### Aim of the exercise
Reproduce the data below in full and exclude every picture.

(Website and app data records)

● ● ●

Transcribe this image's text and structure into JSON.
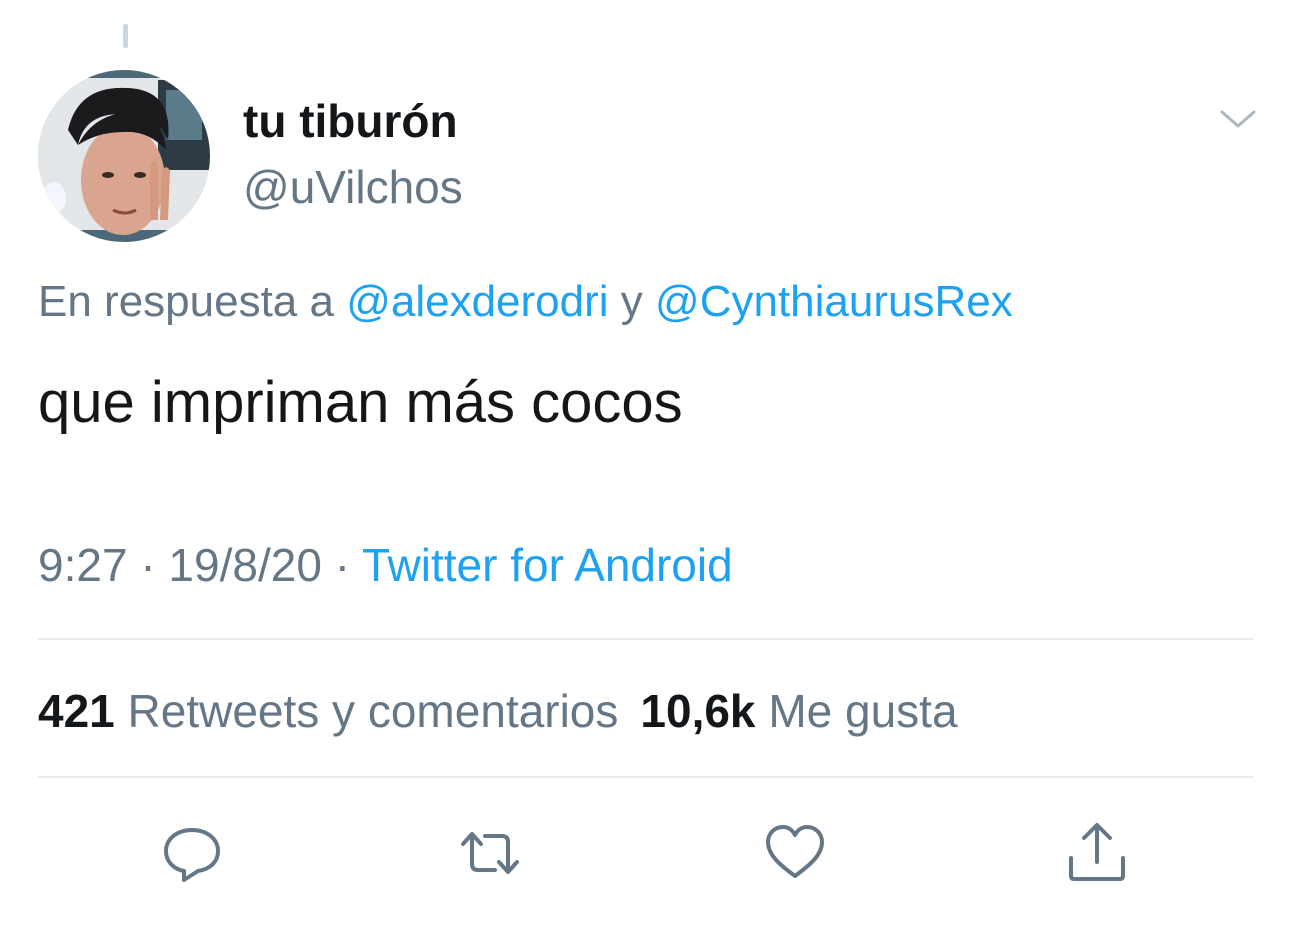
{
  "tweet": {
    "author": {
      "display_name": "tu tiburón",
      "handle": "@uVilchos"
    },
    "reply": {
      "prefix": "En respuesta a",
      "mention_1": "@alexderodri",
      "joiner": "y",
      "mention_2": "@CynthiaurusRex"
    },
    "text": "que impriman más cocos",
    "meta": {
      "time": "9:27",
      "separator": "·",
      "date": "19/8/20",
      "source": "Twitter for Android"
    },
    "stats": {
      "retweets_count": "421",
      "retweets_label": "Retweets y comentarios",
      "likes_count": "10,6k",
      "likes_label": "Me gusta"
    }
  },
  "actions": [
    "reply-icon",
    "retweet-icon",
    "like-icon",
    "share-icon"
  ],
  "colors": {
    "primary_text": "#14171a",
    "secondary_text": "#657786",
    "accent": "#1da1f2",
    "divider": "#e6ecf0",
    "icon": "#657786"
  }
}
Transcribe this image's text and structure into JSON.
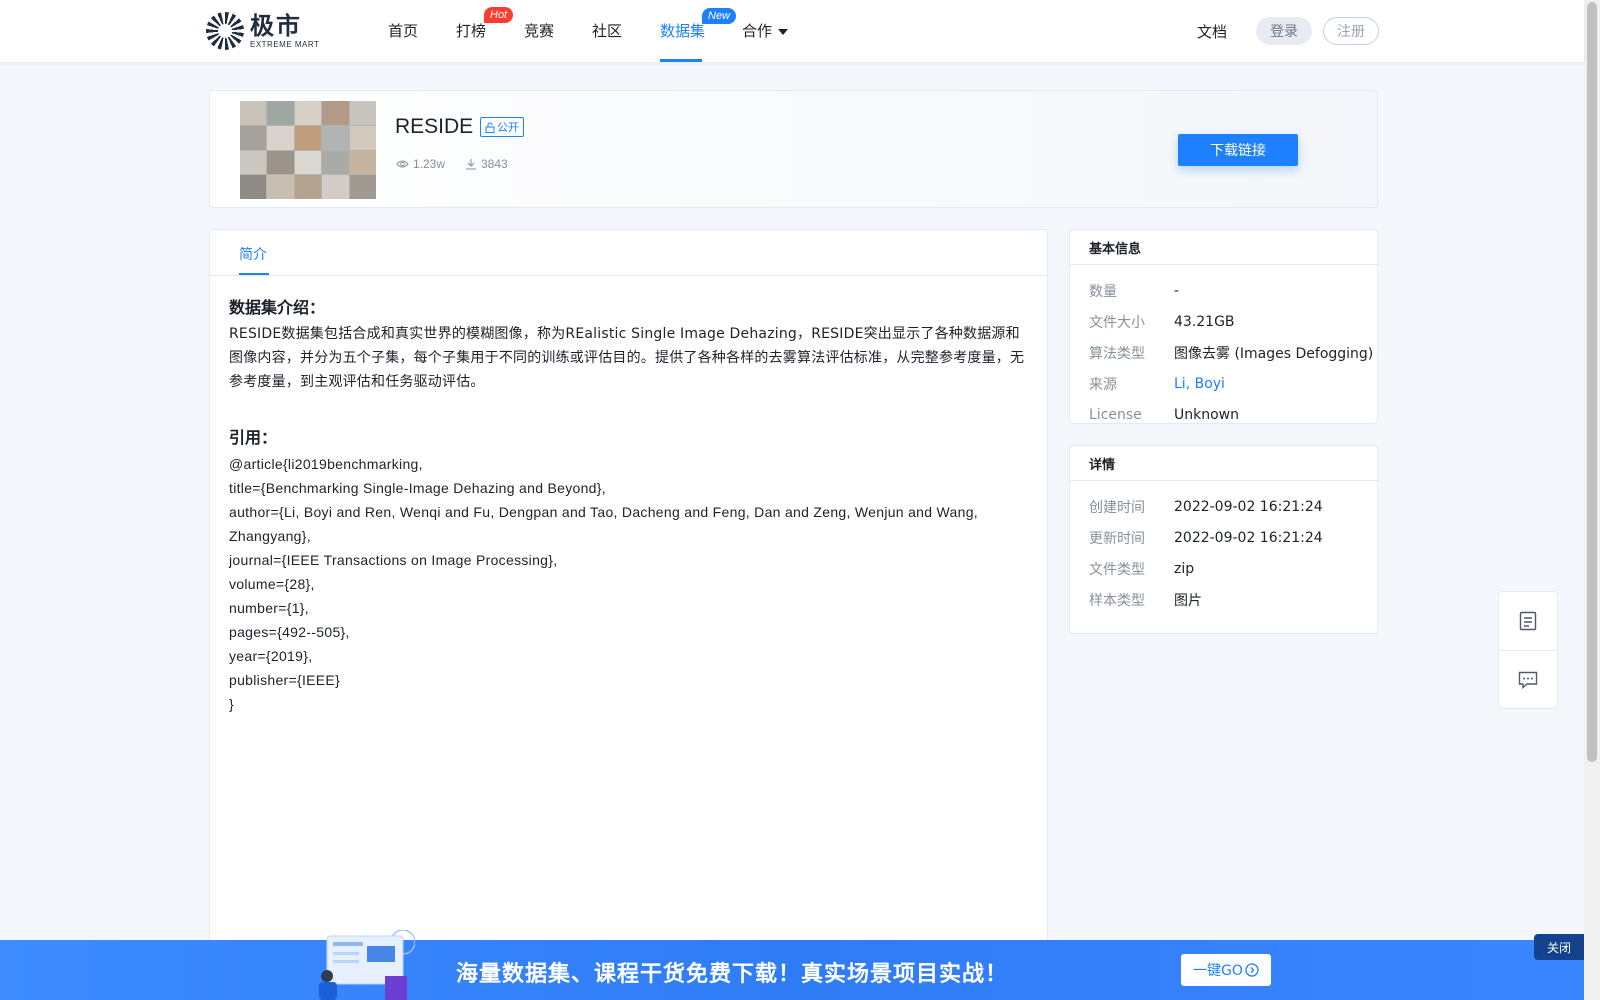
{
  "brand": {
    "name_cn": "极市",
    "name_en": "EXTREME MART"
  },
  "nav": {
    "items": [
      {
        "label": "首页"
      },
      {
        "label": "打榜",
        "badge": "Hot"
      },
      {
        "label": "竞赛"
      },
      {
        "label": "社区"
      },
      {
        "label": "数据集",
        "badge": "New",
        "active": true
      },
      {
        "label": "合作"
      }
    ],
    "docs": "文档",
    "login": "登录",
    "register": "注册"
  },
  "dataset": {
    "title": "RESIDE",
    "visibility": "公开",
    "views": "1.23w",
    "downloads": "3843",
    "download_button": "下载链接"
  },
  "tabs": [
    {
      "label": "简介",
      "active": true
    }
  ],
  "intro": {
    "heading": "数据集介绍：",
    "text": "RESIDE数据集包括合成和真实世界的模糊图像，称为REalistic Single Image Dehazing，RESIDE突出显示了各种数据源和图像内容，并分为五个子集，每个子集用于不同的训练或评估目的。提供了各种各样的去雾算法评估标准，从完整参考度量，无参考度量，到主观评估和任务驱动评估。"
  },
  "citation": {
    "heading": "引用：",
    "lines": [
      "@article{li2019benchmarking,",
      "title={Benchmarking Single-Image Dehazing and Beyond},",
      "author={Li, Boyi and Ren, Wenqi and Fu, Dengpan and Tao, Dacheng and Feng, Dan and Zeng, Wenjun and Wang, Zhangyang},",
      "journal={IEEE Transactions on Image Processing},",
      "volume={28},",
      "number={1},",
      "pages={492--505},",
      "year={2019},",
      "publisher={IEEE}",
      "}"
    ]
  },
  "basic_info": {
    "title": "基本信息",
    "rows": [
      {
        "label": "数量",
        "value": "-"
      },
      {
        "label": "文件大小",
        "value": "43.21GB"
      },
      {
        "label": "算法类型",
        "value": "图像去雾 (Images Defogging)"
      },
      {
        "label": "来源",
        "value": "Li, Boyi"
      },
      {
        "label": "License",
        "value": "Unknown"
      }
    ]
  },
  "details": {
    "title": "详情",
    "rows": [
      {
        "label": "创建时间",
        "value": "2022-09-02 16:21:24"
      },
      {
        "label": "更新时间",
        "value": "2022-09-02 16:21:24"
      },
      {
        "label": "文件类型",
        "value": "zip"
      },
      {
        "label": "样本类型",
        "value": "图片"
      }
    ]
  },
  "banner": {
    "text": "海量数据集、课程干货免费下载！真实场景项目实战！",
    "button": "一键GO",
    "close": "关闭"
  },
  "colors": {
    "accent": "#1e80ff",
    "hot": "#ff3b30",
    "banner": "#2f7cf6"
  }
}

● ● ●

### Exercise answer
Transcribe this image's text and structure into JSON.
{
  "tweet": {
    "author": {
      "display_name": "tu tiburón",
      "handle": "@uVilchos"
    },
    "reply": {
      "prefix": "En respuesta a",
      "mention_1": "@alexderodri",
      "joiner": "y",
      "mention_2": "@CynthiaurusRex"
    },
    "text": "que impriman más cocos",
    "meta": {
      "time": "9:27",
      "separator": "·",
      "date": "19/8/20",
      "source": "Twitter for Android"
    },
    "stats": {
      "retweets_count": "421",
      "retweets_label": "Retweets y comentarios",
      "likes_count": "10,6k",
      "likes_label": "Me gusta"
    }
  },
  "actions": [
    "reply-icon",
    "retweet-icon",
    "like-icon",
    "share-icon"
  ],
  "colors": {
    "primary_text": "#14171a",
    "secondary_text": "#657786",
    "accent": "#1da1f2",
    "divider": "#e6ecf0",
    "icon": "#657786"
  }
}
Transcribe this image's text and structure into JSON.
{
  "brand": {
    "name_cn": "极市",
    "name_en": "EXTREME MART"
  },
  "nav": {
    "items": [
      {
        "label": "首页"
      },
      {
        "label": "打榜",
        "badge": "Hot"
      },
      {
        "label": "竞赛"
      },
      {
        "label": "社区"
      },
      {
        "label": "数据集",
        "badge": "New",
        "active": true
      },
      {
        "label": "合作"
      }
    ],
    "docs": "文档",
    "login": "登录",
    "register": "注册"
  },
  "dataset": {
    "title": "RESIDE",
    "visibility": "公开",
    "views": "1.23w",
    "downloads": "3843",
    "download_button": "下载链接"
  },
  "tabs": [
    {
      "label": "简介",
      "active": true
    }
  ],
  "intro": {
    "heading": "数据集介绍：",
    "text": "RESIDE数据集包括合成和真实世界的模糊图像，称为REalistic Single Image Dehazing，RESIDE突出显示了各种数据源和图像内容，并分为五个子集，每个子集用于不同的训练或评估目的。提供了各种各样的去雾算法评估标准，从完整参考度量，无参考度量，到主观评估和任务驱动评估。"
  },
  "citation": {
    "heading": "引用：",
    "lines": [
      "@article{li2019benchmarking,",
      "title={Benchmarking Single-Image Dehazing and Beyond},",
      "author={Li, Boyi and Ren, Wenqi and Fu, Dengpan and Tao, Dacheng and Feng, Dan and Zeng, Wenjun and Wang, Zhangyang},",
      "journal={IEEE Transactions on Image Processing},",
      "volume={28},",
      "number={1},",
      "pages={492--505},",
      "year={2019},",
      "publisher={IEEE}",
      "}"
    ]
  },
  "basic_info": {
    "title": "基本信息",
    "rows": [
      {
        "label": "数量",
        "value": "-"
      },
      {
        "label": "文件大小",
        "value": "43.21GB"
      },
      {
        "label": "算法类型",
        "value": "图像去雾 (Images Defogging)"
      },
      {
        "label": "来源",
        "value": "Li, Boyi"
      },
      {
        "label": "License",
        "value": "Unknown"
      }
    ]
  },
  "details": {
    "title": "详情",
    "rows": [
      {
        "label": "创建时间",
        "value": "2022-09-02 16:21:24"
      },
      {
        "label": "更新时间",
        "value": "2022-09-02 16:21:24"
      },
      {
        "label": "文件类型",
        "value": "zip"
      },
      {
        "label": "样本类型",
        "value": "图片"
      }
    ]
  },
  "banner": {
    "text": "海量数据集、课程干货免费下载！真实场景项目实战！",
    "button": "一键GO",
    "close": "关闭"
  },
  "colors": {
    "accent": "#1e80ff",
    "hot": "#ff3b30",
    "banner": "#2f7cf6"
  }
}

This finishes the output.